Fishing a new body of water, or fishing one that you haven’t fished for a while, can be a daunting task. However, you can take some of the pain out of it if you follow a few tricks of the trade, things that professional anglers do that aren’t widely known. This week we’ll talk about one of the easiest.

Stop by small, local mom and pop tackle shops around the lake or river you’re going to fish. The closer they are to the water, the better.

Check out their inventory of lures and tackle. Small shops can’t handle big inventories like the giant retailers. They don’t have the space and most of them don’t have the financing. They tend to stock what the locals are buying, and the locals are buying what’s catching the bass.

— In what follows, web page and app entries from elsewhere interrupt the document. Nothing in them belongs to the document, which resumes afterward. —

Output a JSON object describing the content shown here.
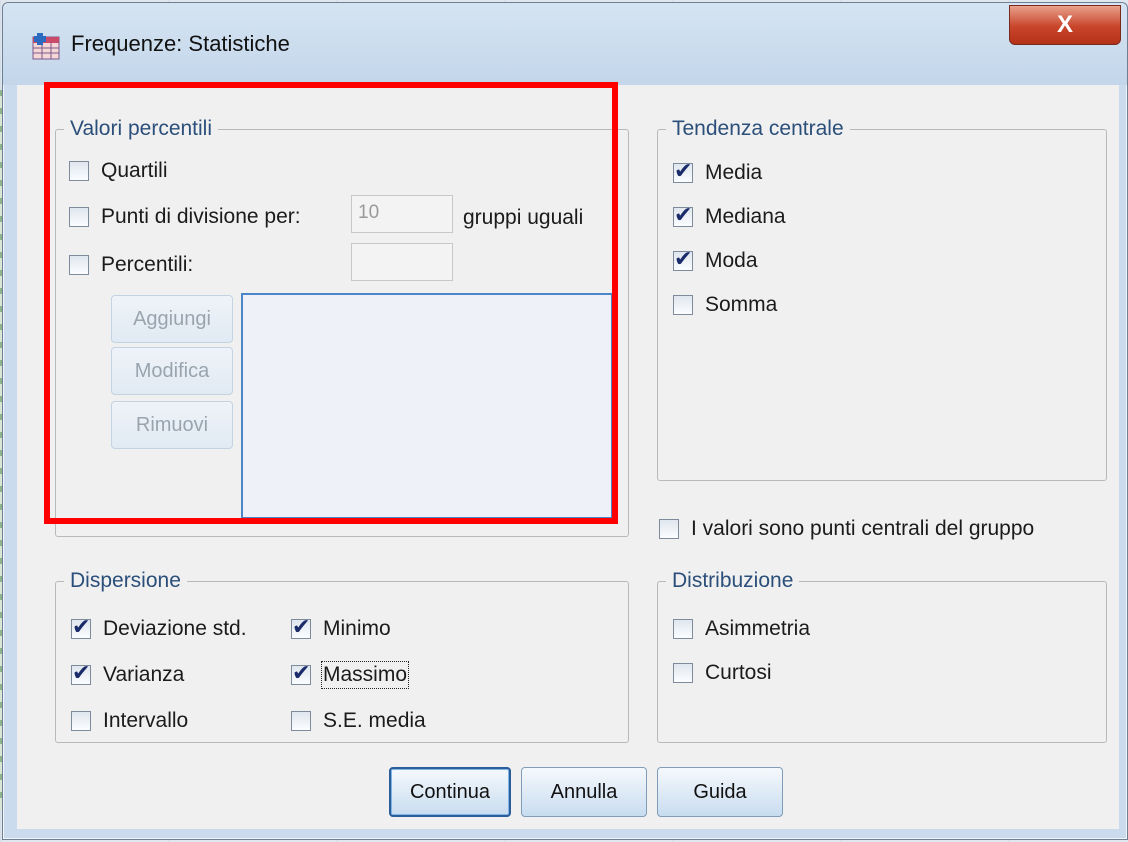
{
  "window": {
    "title": "Frequenze: Statistiche",
    "close_label": "X"
  },
  "percentili": {
    "legend": "Valori percentili",
    "quartili": {
      "label": "Quartili",
      "checked": false
    },
    "punti": {
      "label": "Punti di divisione per:",
      "checked": false,
      "value": "10",
      "suffix": "gruppi uguali"
    },
    "percentili": {
      "label": "Percentili:",
      "checked": false,
      "value": ""
    },
    "buttons": {
      "aggiungi": "Aggiungi",
      "modifica": "Modifica",
      "rimuovi": "Rimuovi"
    }
  },
  "tendenza": {
    "legend": "Tendenza centrale",
    "items": [
      {
        "label": "Media",
        "checked": true
      },
      {
        "label": "Mediana",
        "checked": true
      },
      {
        "label": "Moda",
        "checked": true
      },
      {
        "label": "Somma",
        "checked": false
      }
    ]
  },
  "valori_centrali": {
    "label": "I valori sono punti centrali del gruppo",
    "checked": false
  },
  "dispersione": {
    "legend": "Dispersione",
    "items": [
      {
        "label": "Deviazione std.",
        "checked": true
      },
      {
        "label": "Minimo",
        "checked": true
      },
      {
        "label": "Varianza",
        "checked": true
      },
      {
        "label": "Massimo",
        "checked": true
      },
      {
        "label": "Intervallo",
        "checked": false
      },
      {
        "label": "S.E. media",
        "checked": false
      }
    ]
  },
  "distribuzione": {
    "legend": "Distribuzione",
    "items": [
      {
        "label": "Asimmetria",
        "checked": false
      },
      {
        "label": "Curtosi",
        "checked": false
      }
    ]
  },
  "footer": {
    "continua": "Continua",
    "annulla": "Annulla",
    "guida": "Guida"
  },
  "colors": {
    "highlight": "#ff0000",
    "legend": "#2b4f7a",
    "check": "#1a2b6a"
  }
}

Example: If you see that about a third of their peg space is covered with deep diving crankbaits you can figure that most of the bass are being taken deep and with moving baits. You don’t have to buy those exact baits, but it does give you a clue as to what you want to do to catch them.

That clue is really all you need. I’m not much for doing what everyone else does so if I saw that pegboard I’d probably reach for a Strike King bladed jig or some other bait besides a crankbait, but I’d still start deep and with a moving bait.

The same thing is true about color and size. I remember the first time I saw a bunch of 12-inch spoons. I’d fished with 6-inch models but never with anything even close to that big, but they were in a respected tackle shop on the Tennessee River Chain. I tried them. I wasn’t disappointed.

Another great source of information is a braggin’ board. It’ll show you at least four things. The first is what species dominates when it comes to catching the big ones. If the lake is mixed with largemouth, smallmouth or spots, take a careful look at what the local anglers are holding up for the camera. That’ll tell you which species you should be thinking about.

That board will also tell you how big the fish are that are being caught. In Texas you won’t see much below 10 pounds in most lakes but there are a few where the catches are smaller. The pictures will tell the tale.

Always take a careful look at the photos. In many cases the lure that the angler used will be hanging out of the fish’s mouth. Do I need to say any more about what that tells you?

And, if the pictures were taken in the boat, look carefully at the background. When you do that it’s not just about a specific spot. It’s also about the surrounding terrain. Is that boat on a flat, up against a steep hill, in front of a bluff wall or out in open water? That tells you a lot about what’s going on with the bass.

The things I’ve talked about this week aren’t perfect. You can get fooled. But they’re a darn good place to start, and they’ll help you more often than not.